Heavy metals contaminating soils in elevated concentrations can be essential (Mn, Zn, Cu and Ni) or non-essential (Cd, Pb, Hg, Cr, etc.) for plants. As a first step for ion uptake, all these metals are adsorbed in the root apoplasm as divalent or trivalent cationic forms, replacing single charged cations and Ca2+ at cell wall binding sites. Heavy metal concentrations tend to increase in the apoplasmic space as compared to the average concentration in the soil or the rhizosphere, usually inducing high root metal concentrations, as it has been reported in many studies. Another possibility is that certain heavy metals may precipitate on root adsorbing surfaces. For example, in ragweed (Ambrosia artemisiifolia) Pb was suggested to accumulate in the apoplast as Pb-P (Huang and Cunningham, 1996). The physiology behind the accumulation of heavy metals in the shoot involves xylem loading and translocation, leaf cell uptake and storage in high concentrations. The possible interactions of heavy...

Differential Expression Proteomics
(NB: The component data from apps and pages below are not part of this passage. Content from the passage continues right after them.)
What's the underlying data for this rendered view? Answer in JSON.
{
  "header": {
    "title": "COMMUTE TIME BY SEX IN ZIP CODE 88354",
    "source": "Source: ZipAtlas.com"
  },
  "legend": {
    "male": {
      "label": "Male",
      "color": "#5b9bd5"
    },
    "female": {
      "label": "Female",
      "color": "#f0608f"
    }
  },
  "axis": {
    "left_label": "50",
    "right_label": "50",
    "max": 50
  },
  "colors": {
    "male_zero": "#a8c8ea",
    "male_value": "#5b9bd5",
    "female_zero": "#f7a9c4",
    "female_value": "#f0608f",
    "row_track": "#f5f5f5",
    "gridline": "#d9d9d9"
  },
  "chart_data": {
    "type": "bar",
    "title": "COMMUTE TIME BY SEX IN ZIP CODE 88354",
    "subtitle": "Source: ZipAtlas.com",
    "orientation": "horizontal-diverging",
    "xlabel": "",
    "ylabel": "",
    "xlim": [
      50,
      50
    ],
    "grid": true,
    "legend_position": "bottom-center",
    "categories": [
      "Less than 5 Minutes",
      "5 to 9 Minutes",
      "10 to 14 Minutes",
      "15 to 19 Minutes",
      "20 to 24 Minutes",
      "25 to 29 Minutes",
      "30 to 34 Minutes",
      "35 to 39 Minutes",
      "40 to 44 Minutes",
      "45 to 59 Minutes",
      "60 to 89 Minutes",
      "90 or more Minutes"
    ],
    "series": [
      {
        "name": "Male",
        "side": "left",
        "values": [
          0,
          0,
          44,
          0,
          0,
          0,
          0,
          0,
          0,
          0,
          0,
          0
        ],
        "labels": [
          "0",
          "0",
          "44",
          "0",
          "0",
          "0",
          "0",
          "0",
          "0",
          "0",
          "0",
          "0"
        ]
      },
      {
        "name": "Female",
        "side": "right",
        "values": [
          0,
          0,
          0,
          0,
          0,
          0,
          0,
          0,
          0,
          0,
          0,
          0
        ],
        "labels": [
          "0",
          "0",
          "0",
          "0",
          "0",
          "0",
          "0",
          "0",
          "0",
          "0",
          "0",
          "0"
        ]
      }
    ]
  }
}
Plants are sessile organisms unable to escape environmental pressures. As a result, they have evolved an array of mechanisms and strategies to tolerate environmental conditions. How plants respond to stresses such as drought, high or low temperatures, high light, nutrition deficiencies, pathogen attacks, heavy metals, or other pollutants is crucial to improve crop productivity or plant's capacity to resist these aggressions. A number of proteomics studies have been conducted to analyze the impact of such environmental changes at the protein level. These proteomics investigations are generally based on a 2-DGE analysis of proteins extracted from treated or untreated plants, followed by gel image analyses to quantify and compare protein levels. Then, proteins up- and down-regulated in response to the treatment are identified by MS (MALDI and or ESI-MS MS). Table 10.2 summarizes the differential expression studies concerning abiotic and biotic stresses on...

Rhizospheric and Microbial Mobilization
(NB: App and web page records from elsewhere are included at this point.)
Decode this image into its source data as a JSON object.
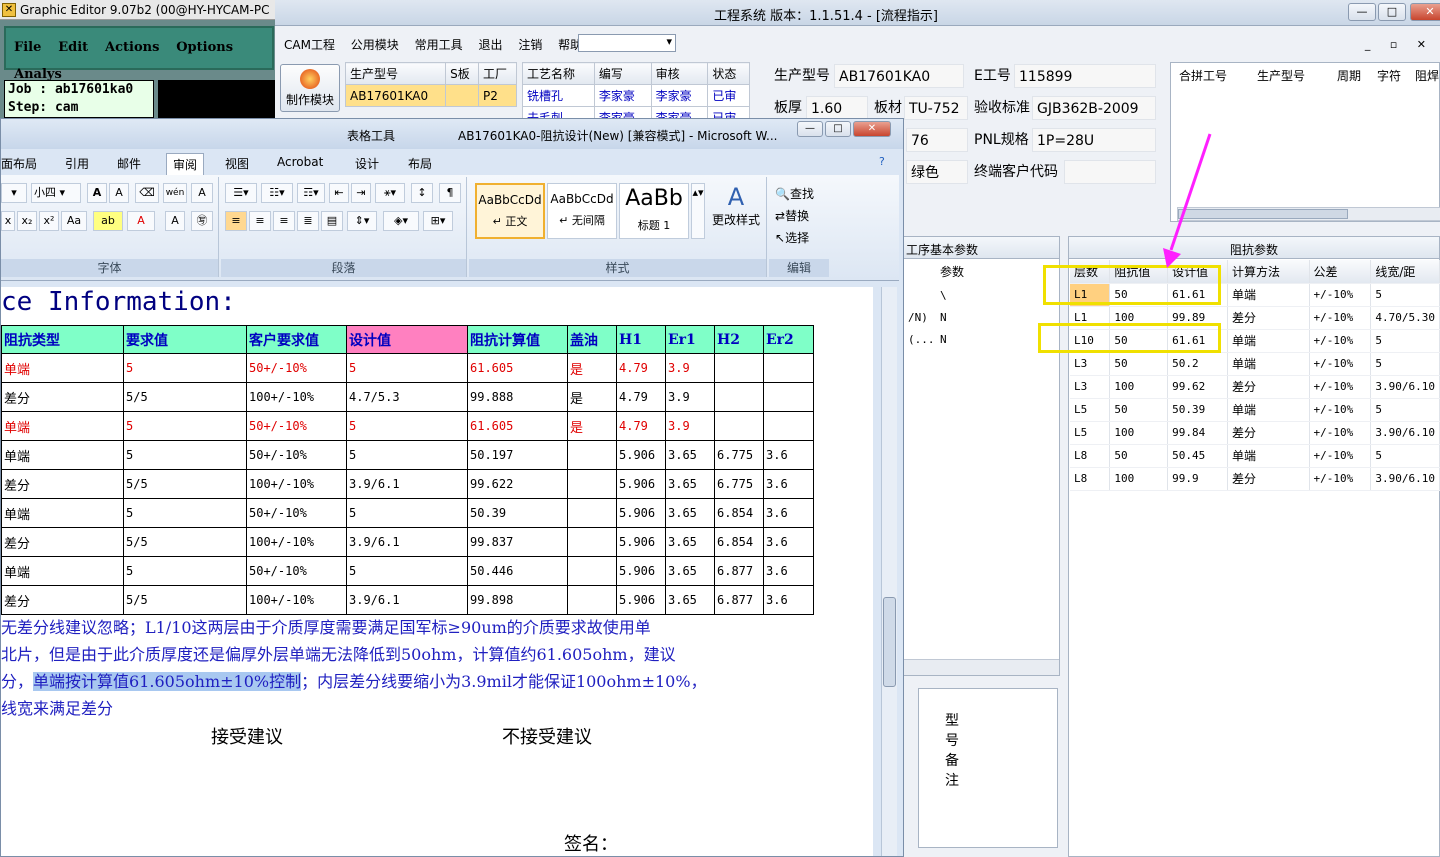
{
  "genesis": {
    "title": "Graphic Editor 9.07b2 (00@HY-HYCAM-PC",
    "menu": [
      "File",
      "Edit",
      "Actions",
      "Options",
      "Analys"
    ],
    "job_line": "Job : ab17601ka0",
    "step_line": "Step: cam"
  },
  "cam": {
    "title": "工程系统  版本：1.1.51.4 - [流程指示]",
    "menu": [
      "CAM工程",
      "公用模块",
      "常用工具",
      "退出",
      "注销",
      "帮助"
    ],
    "make_button": "制作模块",
    "tableA": {
      "headers": [
        "生产型号",
        "S板",
        "工厂"
      ],
      "rows": [
        [
          "AB17601KA0",
          "",
          "P2"
        ]
      ]
    },
    "tableB": {
      "headers": [
        "工艺名称",
        "编写",
        "审核",
        "状态"
      ],
      "rows": [
        [
          "铣槽孔",
          "李家豪",
          "李家豪",
          "已审"
        ],
        [
          "去毛刺",
          "李家豪",
          "李家豪",
          "已审"
        ]
      ]
    },
    "info": {
      "model_label": "生产型号",
      "model": "AB17601KA0",
      "eno_label": "E工号",
      "eno": "115899",
      "thick_label": "板厚",
      "thick": "1.60",
      "mat_label": "板材",
      "mat": "TU-752",
      "std_label": "验收标准",
      "std": "GJB362B-2009",
      "v76": "76",
      "pnl_label": "PNL规格",
      "pnl": "1P=28U",
      "color": "绿色",
      "cust_label": "终端客户代码",
      "cust": ""
    },
    "merge_headers": [
      "合拼工号",
      "生产型号",
      "周期",
      "字符",
      "阻焊"
    ],
    "proc": {
      "caption": "工序基本参数",
      "col": "参数",
      "rows": [
        [
          "",
          "\\"
        ],
        [
          "/N)",
          "N"
        ],
        [
          "(...",
          "N"
        ]
      ]
    },
    "remark_label": "型号备注",
    "impedance": {
      "caption": "阻抗参数",
      "headers": [
        "层数",
        "阻抗值",
        "设计值",
        "计算方法",
        "公差",
        "线宽/距"
      ],
      "rows": [
        [
          "L1",
          "50",
          "61.61",
          "单端",
          "+/-10%",
          "5"
        ],
        [
          "L1",
          "100",
          "99.89",
          "差分",
          "+/-10%",
          "4.70/5.30"
        ],
        [
          "L10",
          "50",
          "61.61",
          "单端",
          "+/-10%",
          "5"
        ],
        [
          "L3",
          "50",
          "50.2",
          "单端",
          "+/-10%",
          "5"
        ],
        [
          "L3",
          "100",
          "99.62",
          "差分",
          "+/-10%",
          "3.90/6.10"
        ],
        [
          "L5",
          "50",
          "50.39",
          "单端",
          "+/-10%",
          "5"
        ],
        [
          "L5",
          "100",
          "99.84",
          "差分",
          "+/-10%",
          "3.90/6.10"
        ],
        [
          "L8",
          "50",
          "50.45",
          "单端",
          "+/-10%",
          "5"
        ],
        [
          "L8",
          "100",
          "99.9",
          "差分",
          "+/-10%",
          "3.90/6.10"
        ]
      ]
    }
  },
  "word": {
    "context_tab": "表格工具",
    "title": "AB17601KA0-阻抗设计(New) [兼容模式] - Microsoft W...",
    "tabs": [
      "面布局",
      "引用",
      "邮件",
      "审阅",
      "视图",
      "Acrobat",
      "设计",
      "布局"
    ],
    "active_tab": "审阅",
    "font_size": "小四",
    "groups": [
      "字体",
      "段落",
      "样式",
      "编辑"
    ],
    "styles": [
      {
        "preview": "AaBbCcDd",
        "name": "↵ 正文"
      },
      {
        "preview": "AaBbCcDd",
        "name": "↵ 无间隔"
      },
      {
        "preview": "AaBb",
        "name": "标题 1"
      }
    ],
    "change_styles": "更改样式",
    "edit_items": [
      "查找",
      "替换",
      "选择"
    ],
    "heading": "ce Information:",
    "table": {
      "headers": [
        "阻抗类型",
        "要求值",
        "客户要求值",
        "设计值",
        "阻抗计算值",
        "盖油",
        "H1",
        "Er1",
        "H2",
        "Er2"
      ],
      "rows": [
        [
          "单端",
          "5",
          "50+/-10%",
          "5",
          "61.605",
          "是",
          "4.79",
          "3.9",
          "",
          ""
        ],
        [
          "差分",
          "5/5",
          "100+/-10%",
          "4.7/5.3",
          "99.888",
          "是",
          "4.79",
          "3.9",
          "",
          ""
        ],
        [
          "单端",
          "5",
          "50+/-10%",
          "5",
          "61.605",
          "是",
          "4.79",
          "3.9",
          "",
          ""
        ],
        [
          "单端",
          "5",
          "50+/-10%",
          "5",
          "50.197",
          "",
          "5.906",
          "3.65",
          "6.775",
          "3.6"
        ],
        [
          "差分",
          "5/5",
          "100+/-10%",
          "3.9/6.1",
          "99.622",
          "",
          "5.906",
          "3.65",
          "6.775",
          "3.6"
        ],
        [
          "单端",
          "5",
          "50+/-10%",
          "5",
          "50.39",
          "",
          "5.906",
          "3.65",
          "6.854",
          "3.6"
        ],
        [
          "差分",
          "5/5",
          "100+/-10%",
          "3.9/6.1",
          "99.837",
          "",
          "5.906",
          "3.65",
          "6.854",
          "3.6"
        ],
        [
          "单端",
          "5",
          "50+/-10%",
          "5",
          "50.446",
          "",
          "5.906",
          "3.65",
          "6.877",
          "3.6"
        ],
        [
          "差分",
          "5/5",
          "100+/-10%",
          "3.9/6.1",
          "99.898",
          "",
          "5.906",
          "3.65",
          "6.877",
          "3.6"
        ]
      ]
    },
    "para_lines": [
      "无差分线建议忽略；L1/10这两层由于介质厚度需要满足国军标≥90um的介质要求故使用单",
      "北片，但是由于此介质厚度还是偏厚外层单端无法降低到50ohm，计算值约61.605ohm，建议"
    ],
    "para3_a": "分，",
    "para3_hl": "单端按计算值61.605ohm±10%控制",
    "para3_b": "；内层差分线要缩小为3.9mil才能保证100ohm±10%，",
    "para4": "线宽来满足差分",
    "accept": "接受建议",
    "reject": "不接受建议",
    "sign": "签名：",
    "paragraph_mark": "↵"
  }
}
On the contrary, the release of root exudates by some hyperaccumulators can bind and sequester heavy metals in soil (Schwab et al. 2005). This mechanism could protect roots from the toxic effects of heavy metals (Liao and Xie 2004) and may also decrease Cd uptake by plants (Sarwar et al. 2010). Microbes are ubiquitous even in soils with high heavy metal concentrations. Rhizosphere microorganisms have also been shown to influence metal availability and mobility by reducing soil pH or by producing chelators and siderophores (Abou-Shanab et al. 2003 Wenzel et al. 2003 Whiting et al. 2001a, b). The existence of active rhizospheric and microbial metal-mobilizing mechanisms has not conclusively been demonstrated.

Immediate short and mediumterm effects of elevated air CO2
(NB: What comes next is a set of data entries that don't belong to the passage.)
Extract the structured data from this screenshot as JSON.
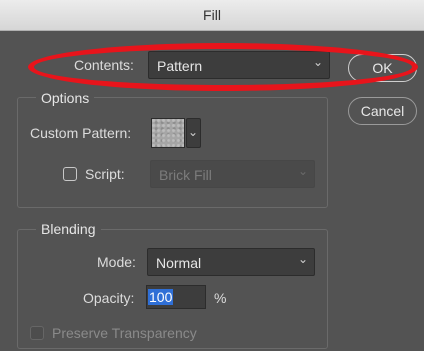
{
  "window": {
    "title": "Fill"
  },
  "contents": {
    "label": "Contents:",
    "value": "Pattern"
  },
  "buttons": {
    "ok": "OK",
    "cancel": "Cancel"
  },
  "options": {
    "legend": "Options",
    "custom_pattern_label": "Custom Pattern:",
    "script_label": "Script:",
    "script_value": "Brick Fill"
  },
  "blending": {
    "legend": "Blending",
    "mode_label": "Mode:",
    "mode_value": "Normal",
    "opacity_label": "Opacity:",
    "opacity_value": "100",
    "opacity_unit": "%",
    "preserve_label": "Preserve Transparency"
  },
  "icons": {
    "dropdown": "chevron-down-icon"
  },
  "colors": {
    "annotation": "#e8141b",
    "selection": "#2f6fd6"
  }
}
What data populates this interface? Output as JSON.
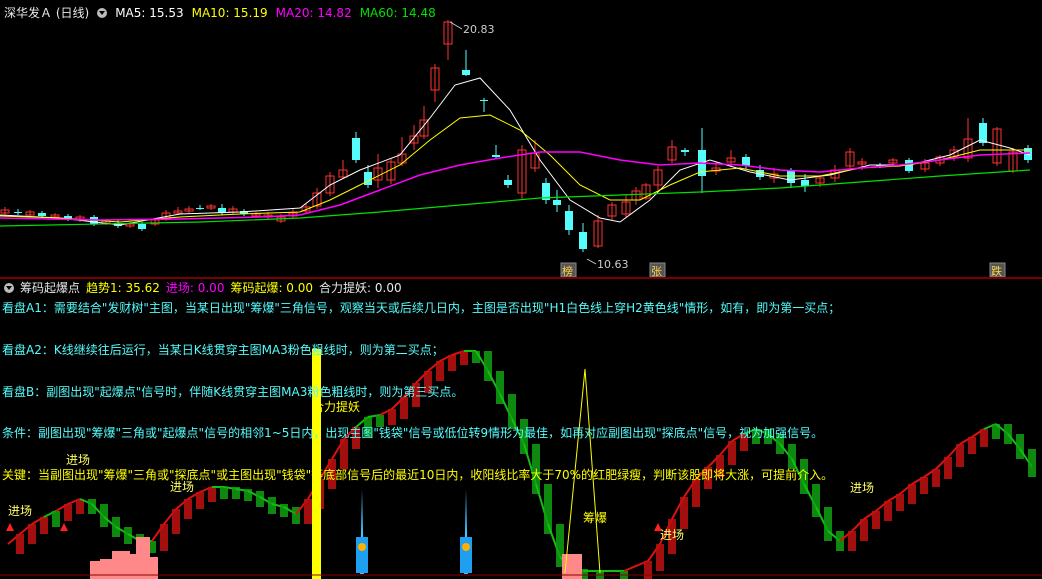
{
  "main": {
    "stock_label": "深华发Ａ (日线)",
    "ma5": "MA5: 15.53",
    "ma10": "MA10: 15.19",
    "ma20": "MA20: 14.82",
    "ma60": "MA60: 14.48",
    "high_label": "20.83",
    "low_label": "10.63",
    "badge_1": "榜",
    "badge_2": "张",
    "badge_3": "跌",
    "colors": {
      "up": "#ff3232",
      "down": "#54fcfc",
      "ma5": "#ffffff",
      "ma10": "#ffff00",
      "ma20": "#ff00ff",
      "ma60": "#00e000"
    }
  },
  "sub": {
    "indicator_name": "筹码起爆点",
    "trend": "趋势1: 35.62",
    "entry": "进场: 0.00",
    "chip_burst": "筹码起爆: 0.00",
    "hehe": "合力提妖: 0.00",
    "notes": [
      "看盘A1：需要结合\"发财树\"主图，当某日出现\"筹爆\"三角信号，观察当天或后续几日内，主图是否出现\"H1白色线上穿H2黄色线\"情形，如有，即为第一买点；",
      "看盘A2：K线继续往后运行，当某日K线贯穿主图MA3粉色粗线时，则为第二买点；",
      "看盘B：副图出现\"起爆点\"信号时，伴随K线贯穿主图MA3粉色粗线时，则为第三买点。",
      "条件：副图出现\"筹爆\"三角或\"起爆点\"信号的相邻1~5日内，出现主图\"钱袋\"信号或低位转9情形为最佳，如再对应副图出现\"探底点\"信号，视为加强信号。",
      "关键：当副图出现\"筹爆\"三角或\"探底点\"或主图出现\"钱袋\"等底部信号后的最近10日内，收阳线比率大于70%的红肥绿瘦，判断该股即将大涨，可提前介入。"
    ],
    "labels": {
      "jinchang": "进场",
      "chou_bao": "筹爆",
      "he_li_ti_yao": "合力提妖"
    }
  }
}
Growing at elevated CO2 (700 ppm) and present-day CO2 (350 ppm) concentrations in OTCs (open top chambers) for one month. Photosynthetic quantum yield of PSII (Fv Fm) decreased in reponse to both heavy metals. The effect of the Cd treatment was statistically significant only at the high CO2 level. Chlorophyll yield values decreased in reponse to Pb and mixed (Cd, Pb) treatment, and reached zero in the Cd treatment. There were no significant differences between CO2 treatments in any of the fluorescence parameters. CO2 gas exchange measurements revealed that the elimination of photosynthetic activity due to heavy metal treatment was independent of the CO2 level. According to Takacs et al. (2004), future high CO2 concentrations might be beneficial for CO2 assimilation by the desiccation-tolerant mosses with physiological levels of heavy metals by improving their carbon balance. Elevated CO2 concentrations could partly ameliorate the deleterious effects of heavy metal stress as well, but...